That last point was the focus of my paper. Much of my work, including the book I am writing, is concerned with the ways waste and waste work have had particular consequences for particularly marginalized people in certain times and places. This paper, on high-end recycling of aluminum, seems a departure from that in it explores the creation of expensive goods by trained designers. In part, I am pursuing this project because of my teaching interests. I moved to the Pratt Institute in 2012 to teach the designers of tomorrow about the implications of mass production and disposal, figuring that was a unique opportunity to apply my historical training to present and future concerns. Given the skills developed at Pratt, we discuss ways in which design and production affect the waste stream.

Designers of fashion, furniture, jewelry, and other goods have embraced the idea of upcycling (making goods of increased value from salvaged material) over the past decade. The word is now also used by William McDonough and Michael Braungart, who discuss their vision of ecologically beneficial industrial production in the new book The Upcycle.

Ray and Charles Eames designing a chair from aluminum in 1957.

Ray and Charles Eames designing a chair from aluminum in 1957.

As an environmental historian, I try to understand how the past has shaped the present. My first book looked at the ways Americans have recycled material since the time of Paul Revere, seeking to understand the evolving motives, successes, and failures of efforts over two centuries. This paper is the beginning of an attempt to place this rather new term in historical context. How have designers used salvaged material to make new goods of increased value? What motivations have shaped these efforts, and how might past successes and failures inform the work of designers today?

An Electrical Guitar Company guitar designed by Kevin Burkett.
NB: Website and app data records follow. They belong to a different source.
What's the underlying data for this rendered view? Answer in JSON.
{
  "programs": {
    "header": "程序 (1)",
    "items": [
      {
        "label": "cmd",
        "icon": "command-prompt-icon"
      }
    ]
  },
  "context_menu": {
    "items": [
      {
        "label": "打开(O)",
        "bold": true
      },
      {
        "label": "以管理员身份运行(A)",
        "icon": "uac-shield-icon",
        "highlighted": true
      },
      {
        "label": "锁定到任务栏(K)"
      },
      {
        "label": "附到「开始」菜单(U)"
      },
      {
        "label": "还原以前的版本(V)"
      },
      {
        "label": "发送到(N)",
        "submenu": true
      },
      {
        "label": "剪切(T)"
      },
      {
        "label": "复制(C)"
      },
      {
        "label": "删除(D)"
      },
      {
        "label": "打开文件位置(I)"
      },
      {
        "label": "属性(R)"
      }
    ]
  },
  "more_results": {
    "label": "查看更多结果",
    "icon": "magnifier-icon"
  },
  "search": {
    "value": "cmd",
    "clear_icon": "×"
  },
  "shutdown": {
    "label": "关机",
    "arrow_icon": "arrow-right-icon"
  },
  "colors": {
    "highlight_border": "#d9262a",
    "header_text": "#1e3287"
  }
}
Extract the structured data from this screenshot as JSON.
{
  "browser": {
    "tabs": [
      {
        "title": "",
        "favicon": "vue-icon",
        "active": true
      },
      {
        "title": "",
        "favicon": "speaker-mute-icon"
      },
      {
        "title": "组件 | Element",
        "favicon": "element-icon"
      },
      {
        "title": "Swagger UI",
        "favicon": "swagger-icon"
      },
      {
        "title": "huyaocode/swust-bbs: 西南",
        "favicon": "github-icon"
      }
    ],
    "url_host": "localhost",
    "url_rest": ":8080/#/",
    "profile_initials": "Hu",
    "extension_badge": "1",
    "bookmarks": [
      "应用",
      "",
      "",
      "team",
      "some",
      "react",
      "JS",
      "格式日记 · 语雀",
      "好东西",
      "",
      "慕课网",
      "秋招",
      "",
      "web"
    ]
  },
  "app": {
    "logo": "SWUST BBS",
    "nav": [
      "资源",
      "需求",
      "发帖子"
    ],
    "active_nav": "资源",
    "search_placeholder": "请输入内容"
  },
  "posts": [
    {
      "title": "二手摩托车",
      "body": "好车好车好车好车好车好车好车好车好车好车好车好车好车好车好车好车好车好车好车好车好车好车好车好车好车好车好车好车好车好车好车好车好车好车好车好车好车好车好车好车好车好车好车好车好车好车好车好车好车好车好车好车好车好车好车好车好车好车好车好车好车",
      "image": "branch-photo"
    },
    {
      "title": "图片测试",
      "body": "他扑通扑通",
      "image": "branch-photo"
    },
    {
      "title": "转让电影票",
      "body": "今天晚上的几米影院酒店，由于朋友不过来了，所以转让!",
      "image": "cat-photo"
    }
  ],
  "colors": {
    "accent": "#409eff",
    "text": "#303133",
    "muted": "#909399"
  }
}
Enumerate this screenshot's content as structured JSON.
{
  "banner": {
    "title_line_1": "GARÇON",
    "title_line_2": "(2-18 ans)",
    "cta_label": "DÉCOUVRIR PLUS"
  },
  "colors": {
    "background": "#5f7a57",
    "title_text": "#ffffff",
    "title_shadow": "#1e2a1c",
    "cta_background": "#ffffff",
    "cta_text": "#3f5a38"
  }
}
To start this conversation, my paper discussed a few famous examples using salvaged aluminum since World War II, ranging from Eames Aluminum Group, Norman Foster, and Philippe Starck furniture to guitars made by the likes John Veleno, Travis Bean, and Kevin Burkett (an example of Burkett’s Electrical Guitar Company designs is included in this post). I look forward to developing this project further, thank Hanna for the opportunity to present it in such an ideal setting, and thank the SHOT community for engaging in the conversation. I imagine several scholars coming home from Maine this week share my gratitude on that last point, as these panels were the kind that make us excited to do our work.

Scenes from the 2013 Partnership for Academic Leadership on Sustainability (PALS) Summit

I just returned from southern California, where several faculty and administrators from art and design schools across North America met to discuss advancing sustainability concerns at our institutions. Our meetings were held at the Otis College of Art and Design just down the road from LAX and the Art Center College of Design in Pasadena. Here are a few scenes from the summit’s events.

On Day 1, renowned industrial designer Ezio Manzini joined us from Milan to discuss systemic disruption of unsustainable practices. The video also includes a panel featuring Otis faculty discussing sustainability initiatives both within the school and collaborations with communities in Los Angeles and around the world.

On Day 2, we moved over to Art Center in Pasadena, and among the presentations were talks by faculty there on curriculum and resources for sustainability.

Also on Day 2, members of the community across the continent presented on initiatives at our home institutions. About 80 minutes into this video is a panel discussion featuring sustainability minor coordinators from RISD (Damian White), Pratt (me), Otis (Michele Jaquis), and MICA (Hugh Pocock).

The summit concluded with a group presentation to the administrators at Otis on the past, present, and future of the partnership. Although the next in-person meeting is not until next fall here in New York, members plan to continue the discussions on advancing sustainability education online in the coming months.

Thanks to Deb Johnson, Michele Jaquis and all at Otis, Heidrun Mumper-Drumm and all at Art Center, and all the PALS fellows for an invigorating summit.